In such films, Kubrick was always critiquingthe idea of a completely perfect system, and demonstrates to the audience thatno matter how pristine these systems may be, they will all ultimately fail andbreak down due to the weaknesses of humans. This leads to such a break downneeding a physical space, which for Kubrick, was the bathroom. Because,’Kubrick’s representations of toilets and bathrooms work to convey subtleinformation about human beings’. (White in Kolker, 2006), he thusly usedbathrooms to show his characters true motivations and natures, as the bathroomis the place on which where the human imposed pretence of civilisation isstripped away, and consequently, animalistic instincts rise to the surface.These locations function as a physical representation of the themes foundwithin each individual film, and the overarching themes present across all ofKubrick’s films. Humans tend to feel safe and secure in bathrooms, as ‘in manyhouseholds bathrooms are the only rooms in which the solitary person canproperly lock himself. And it may be only under these guaranteed conditionsthat some individuals will feel safe in manifesting certain situationallyimproper involvements’. (Goffman, 1963: 39).
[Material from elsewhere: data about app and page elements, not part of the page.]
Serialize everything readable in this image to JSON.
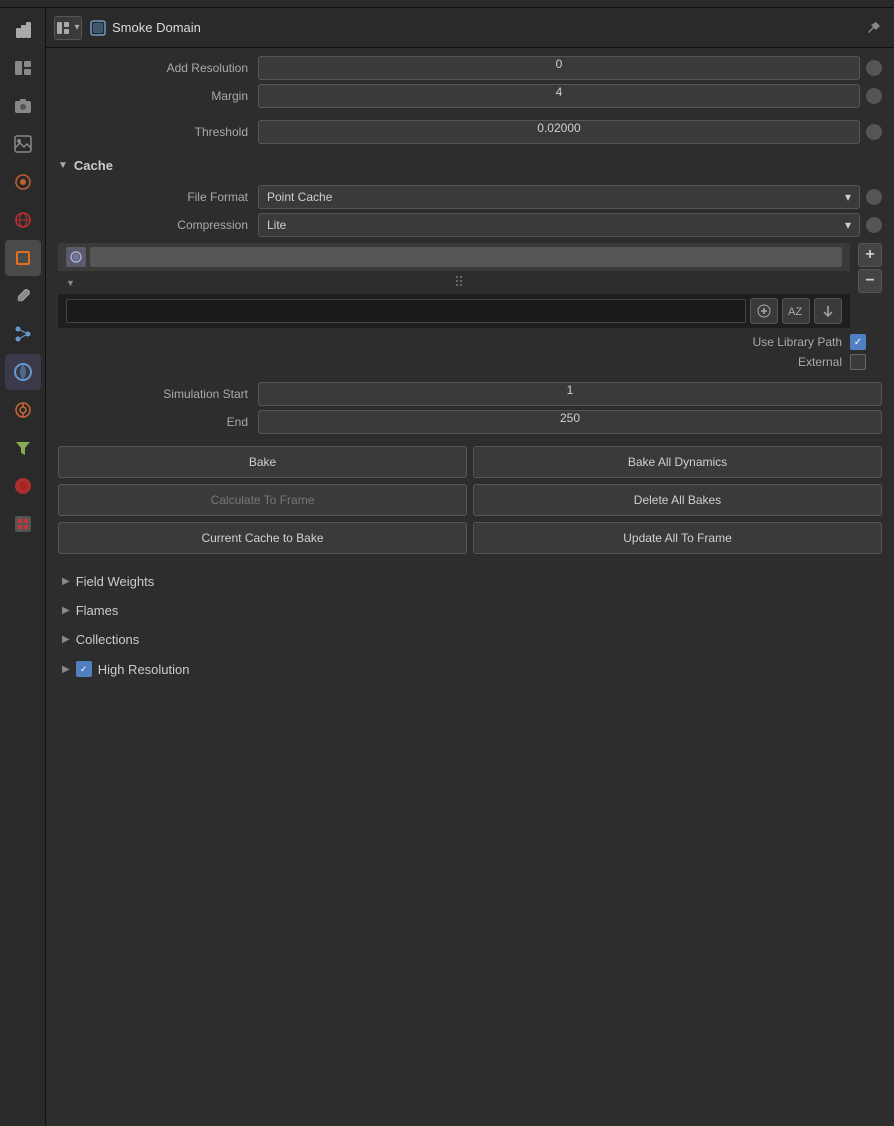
{
  "header": {
    "title": "Smoke Domain",
    "icon": "■",
    "dropdown_arrow": "▾",
    "pin_icon": "📌"
  },
  "fields": {
    "add_resolution_label": "Add Resolution",
    "add_resolution_value": "0",
    "margin_label": "Margin",
    "margin_value": "4",
    "threshold_label": "Threshold",
    "threshold_value": "0.02000"
  },
  "cache_section": {
    "label": "Cache",
    "file_format_label": "File Format",
    "file_format_value": "Point Cache",
    "compression_label": "Compression",
    "compression_value": "Lite",
    "use_library_path_label": "Use Library Path",
    "external_label": "External"
  },
  "simulation": {
    "start_label": "Simulation Start",
    "start_value": "1",
    "end_label": "End",
    "end_value": "250"
  },
  "buttons": {
    "bake": "Bake",
    "bake_all_dynamics": "Bake All Dynamics",
    "calculate_to_frame": "Calculate To Frame",
    "delete_all_bakes": "Delete All Bakes",
    "current_cache_to_bake": "Current Cache to Bake",
    "update_all_to_frame": "Update All To Frame"
  },
  "collapsible": {
    "field_weights": "Field Weights",
    "flames": "Flames",
    "collections": "Collections",
    "high_resolution": "High Resolution"
  },
  "sidebar": {
    "icons": [
      "🔧",
      "🎒",
      "🖨",
      "🖼",
      "💧",
      "🌐",
      "🟧",
      "🔧",
      "⚡",
      "🔵",
      "🔘",
      "🔺",
      "🔴",
      "🔲"
    ]
  }
}
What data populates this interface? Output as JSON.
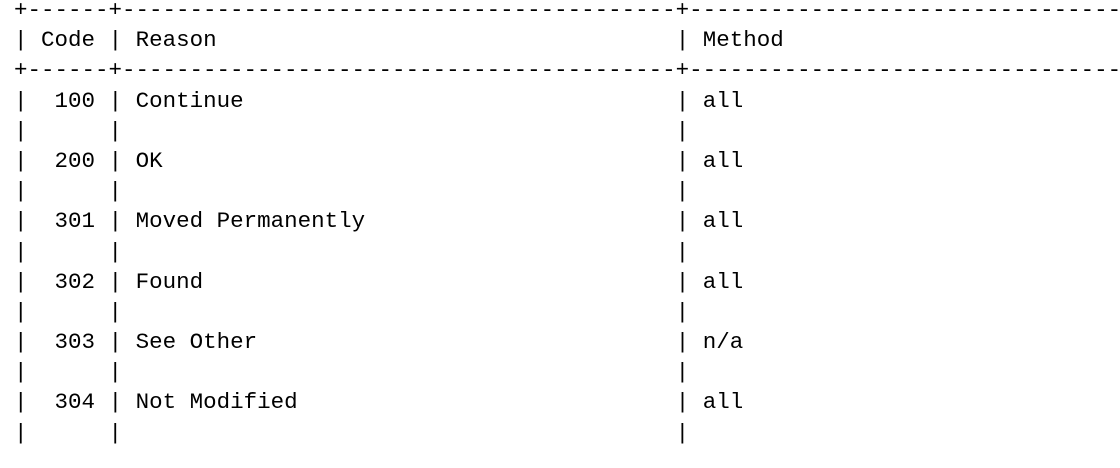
{
  "table": {
    "columns": [
      "Code",
      "Reason",
      "Method"
    ],
    "rows": [
      [
        "100",
        "Continue",
        "all"
      ],
      [
        "200",
        "OK",
        "all"
      ],
      [
        "301",
        "Moved Permanently",
        "all"
      ],
      [
        "302",
        "Found",
        "all"
      ],
      [
        "303",
        "See Other",
        "n/a"
      ],
      [
        "304",
        "Not Modified",
        "all"
      ]
    ]
  }
}
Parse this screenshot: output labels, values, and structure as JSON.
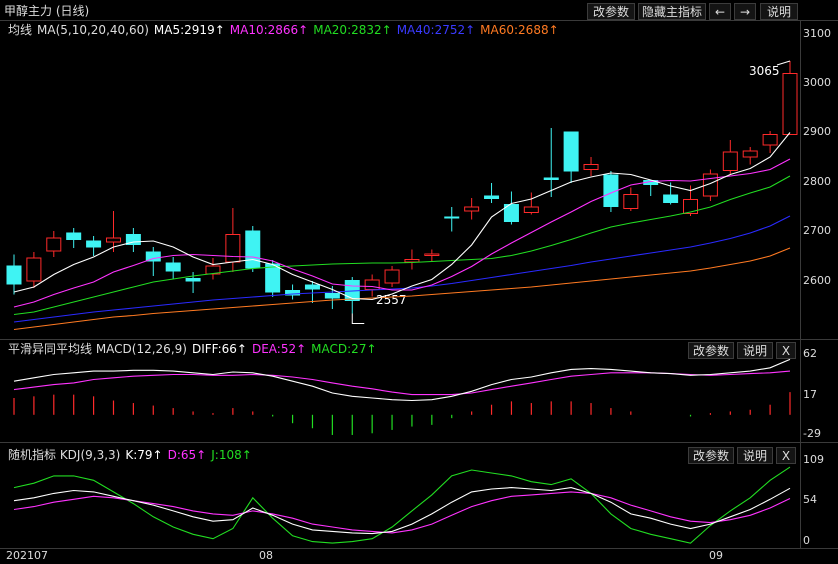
{
  "header": {
    "title": "甲醇主力 (日线)",
    "buttons": {
      "params": "改参数",
      "hide": "隐藏主指标",
      "prev": "←",
      "next": "→",
      "help": "说明"
    }
  },
  "panes": {
    "main": {
      "indicator": "均线",
      "legend": {
        "name": "MA(5,10,20,40,60)",
        "ma5": "MA5:2919↑",
        "ma10": "MA10:2866↑",
        "ma20": "MA20:2832↑",
        "ma40": "MA40:2752↑",
        "ma60": "MA60:2688↑"
      },
      "annotations": {
        "high": "3065",
        "low": "2557"
      },
      "yticks": [
        "3100",
        "3000",
        "2900",
        "2800",
        "2700",
        "2600"
      ]
    },
    "macd": {
      "legend": {
        "name": "平滑异同平均线 MACD(12,26,9)",
        "diff": "DIFF:66↑",
        "dea": "DEA:52↑",
        "macd": "MACD:27↑"
      },
      "yticks": [
        "62",
        "17",
        "-29"
      ],
      "buttons": {
        "params": "改参数",
        "help": "说明",
        "close": "X"
      }
    },
    "kdj": {
      "legend": {
        "name": "随机指标 KDJ(9,3,3)",
        "k": "K:79↑",
        "d": "D:65↑",
        "j": "J:108↑"
      },
      "yticks": [
        "109",
        "54",
        "0"
      ],
      "buttons": {
        "params": "改参数",
        "help": "说明",
        "close": "X"
      }
    }
  },
  "xticks": [
    "202107",
    "08",
    "09"
  ],
  "colors": {
    "up": "#ff2a2a",
    "down": "#3ff3f3",
    "ma5": "#ffffff",
    "ma10": "#ff33ff",
    "ma20": "#22dd22",
    "ma40": "#2a2aff",
    "ma60": "#ff7a22",
    "macd_diff": "#ffffff",
    "macd_dea": "#ff33ff",
    "macd_pos": "#ff2a2a",
    "macd_neg": "#22dd22",
    "kdj_k": "#ffffff",
    "kdj_d": "#ff33ff",
    "kdj_j": "#22dd22"
  },
  "chart_data": [
    {
      "type": "candlestick",
      "ylim": [
        2520,
        3120
      ],
      "candles": [
        [
          2652,
          2616,
          2675,
          2595
        ],
        [
          2622,
          2668,
          2680,
          2608
        ],
        [
          2682,
          2708,
          2722,
          2670
        ],
        [
          2718,
          2705,
          2728,
          2688
        ],
        [
          2702,
          2690,
          2712,
          2672
        ],
        [
          2700,
          2708,
          2762,
          2680
        ],
        [
          2715,
          2695,
          2728,
          2680
        ],
        [
          2680,
          2662,
          2690,
          2632
        ],
        [
          2658,
          2642,
          2670,
          2625
        ],
        [
          2627,
          2622,
          2640,
          2598
        ],
        [
          2636,
          2652,
          2668,
          2625
        ],
        [
          2660,
          2715,
          2768,
          2640
        ],
        [
          2722,
          2648,
          2732,
          2640
        ],
        [
          2656,
          2600,
          2664,
          2590
        ],
        [
          2603,
          2594,
          2615,
          2585
        ],
        [
          2614,
          2606,
          2622,
          2578
        ],
        [
          2597,
          2588,
          2612,
          2566
        ],
        [
          2623,
          2583,
          2630,
          2557
        ],
        [
          2605,
          2624,
          2635,
          2591
        ],
        [
          2618,
          2644,
          2652,
          2610
        ],
        [
          2660,
          2665,
          2685,
          2645
        ],
        [
          2673,
          2676,
          2685,
          2660
        ],
        [
          2750,
          2748,
          2770,
          2721
        ],
        [
          2762,
          2770,
          2788,
          2745
        ],
        [
          2792,
          2787,
          2818,
          2778
        ],
        [
          2775,
          2741,
          2801,
          2735
        ],
        [
          2759,
          2770,
          2799,
          2755
        ],
        [
          2828,
          2825,
          2928,
          2790
        ],
        [
          2920,
          2842,
          2915,
          2818
        ],
        [
          2845,
          2855,
          2870,
          2832
        ],
        [
          2834,
          2771,
          2842,
          2760
        ],
        [
          2767,
          2795,
          2809,
          2762
        ],
        [
          2823,
          2815,
          2818,
          2792
        ],
        [
          2794,
          2779,
          2819,
          2775
        ],
        [
          2757,
          2785,
          2813,
          2752
        ],
        [
          2792,
          2836,
          2845,
          2782
        ],
        [
          2843,
          2880,
          2904,
          2835
        ],
        [
          2870,
          2882,
          2890,
          2855
        ],
        [
          2894,
          2915,
          2922,
          2878
        ],
        [
          2915,
          3037,
          3062,
          2915
        ]
      ],
      "ma5": [
        2600,
        2610,
        2635,
        2655,
        2670,
        2690,
        2700,
        2702,
        2690,
        2670,
        2655,
        2660,
        2665,
        2655,
        2635,
        2620,
        2605,
        2587,
        2585,
        2596,
        2612,
        2625,
        2655,
        2694,
        2750,
        2777,
        2786,
        2803,
        2820,
        2830,
        2838,
        2835,
        2824,
        2812,
        2803,
        2817,
        2835,
        2847,
        2870,
        2919
      ],
      "ma10": [
        2570,
        2580,
        2595,
        2608,
        2620,
        2640,
        2653,
        2667,
        2673,
        2675,
        2673,
        2671,
        2670,
        2662,
        2646,
        2632,
        2616,
        2612,
        2611,
        2604,
        2604,
        2614,
        2631,
        2651,
        2676,
        2698,
        2719,
        2740,
        2760,
        2781,
        2798,
        2814,
        2821,
        2823,
        2822,
        2827,
        2832,
        2837,
        2845,
        2866
      ],
      "ma20": [
        2555,
        2560,
        2570,
        2580,
        2590,
        2600,
        2610,
        2620,
        2626,
        2632,
        2637,
        2642,
        2647,
        2650,
        2652,
        2654,
        2656,
        2657,
        2658,
        2658,
        2659,
        2661,
        2663,
        2665,
        2667,
        2673,
        2682,
        2693,
        2705,
        2718,
        2730,
        2738,
        2745,
        2752,
        2760,
        2770,
        2785,
        2798,
        2810,
        2832
      ],
      "ma40": [
        2540,
        2545,
        2550,
        2555,
        2560,
        2564,
        2568,
        2572,
        2576,
        2580,
        2584,
        2587,
        2590,
        2593,
        2596,
        2598,
        2600,
        2602,
        2604,
        2606,
        2608,
        2612,
        2617,
        2623,
        2629,
        2635,
        2641,
        2647,
        2653,
        2660,
        2666,
        2672,
        2678,
        2684,
        2690,
        2698,
        2707,
        2718,
        2732,
        2752
      ],
      "ma60": [
        2525,
        2530,
        2535,
        2540,
        2545,
        2550,
        2553,
        2557,
        2560,
        2563,
        2566,
        2569,
        2572,
        2575,
        2578,
        2581,
        2584,
        2586,
        2588,
        2590,
        2592,
        2595,
        2598,
        2601,
        2604,
        2607,
        2610,
        2614,
        2618,
        2622,
        2626,
        2630,
        2634,
        2638,
        2642,
        2648,
        2655,
        2662,
        2672,
        2688
      ]
    },
    {
      "type": "bar",
      "series_name": "MACD",
      "ylim": [
        -30,
        70
      ],
      "diff": [
        40,
        44,
        48,
        50,
        52,
        52,
        53,
        53,
        52,
        50,
        48,
        51,
        50,
        46,
        40,
        34,
        26,
        22,
        20,
        18,
        17,
        18,
        22,
        28,
        36,
        42,
        45,
        50,
        54,
        55,
        54,
        52,
        50,
        49,
        47,
        48,
        50,
        52,
        56,
        66
      ],
      "dea": [
        30,
        33,
        36,
        38,
        42,
        44,
        46,
        47,
        48,
        48,
        47,
        47,
        48,
        47,
        45,
        42,
        38,
        34,
        31,
        27,
        24,
        24,
        24,
        26,
        30,
        34,
        38,
        42,
        46,
        48,
        50,
        50,
        50,
        49,
        48,
        47,
        48,
        49,
        50,
        52
      ],
      "macd": [
        20,
        22,
        24,
        24,
        22,
        17,
        14,
        11,
        8,
        4,
        2,
        8,
        4,
        -2,
        -10,
        -16,
        -24,
        -24,
        -22,
        -18,
        -14,
        -12,
        -4,
        4,
        12,
        16,
        14,
        16,
        16,
        14,
        8,
        4,
        0,
        0,
        -2,
        2,
        4,
        6,
        12,
        27
      ]
    },
    {
      "type": "line",
      "series_name": "KDJ",
      "ylim": [
        0,
        115
      ],
      "k": [
        62,
        66,
        72,
        76,
        74,
        68,
        62,
        56,
        48,
        40,
        34,
        36,
        52,
        42,
        30,
        22,
        20,
        18,
        17,
        20,
        30,
        44,
        60,
        74,
        78,
        80,
        78,
        76,
        80,
        72,
        60,
        44,
        38,
        30,
        24,
        30,
        40,
        50,
        64,
        79
      ],
      "d": [
        50,
        54,
        60,
        64,
        68,
        66,
        62,
        58,
        54,
        48,
        44,
        42,
        48,
        44,
        38,
        30,
        26,
        22,
        20,
        18,
        22,
        30,
        42,
        54,
        62,
        68,
        70,
        72,
        74,
        72,
        66,
        56,
        48,
        40,
        34,
        32,
        36,
        42,
        52,
        65
      ],
      "j": [
        80,
        86,
        96,
        96,
        90,
        74,
        58,
        40,
        26,
        16,
        10,
        24,
        66,
        38,
        14,
        6,
        4,
        6,
        10,
        26,
        48,
        70,
        96,
        104,
        100,
        96,
        88,
        84,
        92,
        72,
        44,
        24,
        16,
        10,
        4,
        28,
        48,
        66,
        90,
        108
      ]
    }
  ]
}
Bathrooms can represent the emptyspace between civilisation and human nature, and serves to bridge such a gap.The bathroom is the place where humans go to reclaim their animalistic nature,however, bathrooms have also become the place that civilisations havesanitized, ritualised and formalised the most fundamental act of being human.Emphasised with the list of ten instructions found in the zero-gravity bathroomin 2001: A Space Odyssey (1968).
Aside from his first few films, almost each Kubrick film featuresa bathroom, and they are usually coded as being villainous. The first we see ofthis connotation is during The Killing (1956),in which the bathroom operates as a weapon storage rooms, in addition to whereJohnny Clay (Sterling Hayden) is keeping the people hostage. Despite the entirefilm revolving around crime, the actual demonstrations of such acts take placein and around the bathroom. Kubrick’s obsession with using bathrooms as keylocations is seen to have begun with Spartacus(1960). This was the film that led to Kubrick withdrawing from Hollywoodfor good, and moving to and continuing his career in England, where he hadcomplete creative control over all his films.
Spartacus was the first film to contain several scenes taking placein bathrooms, and regarding the plotline, it is within a bathroom where themen’s treacherous nature is brought out into the open. In the primary bathroomscene of the film, the Roman general is shown to have the same animal-likeurges as the soldiers he commands.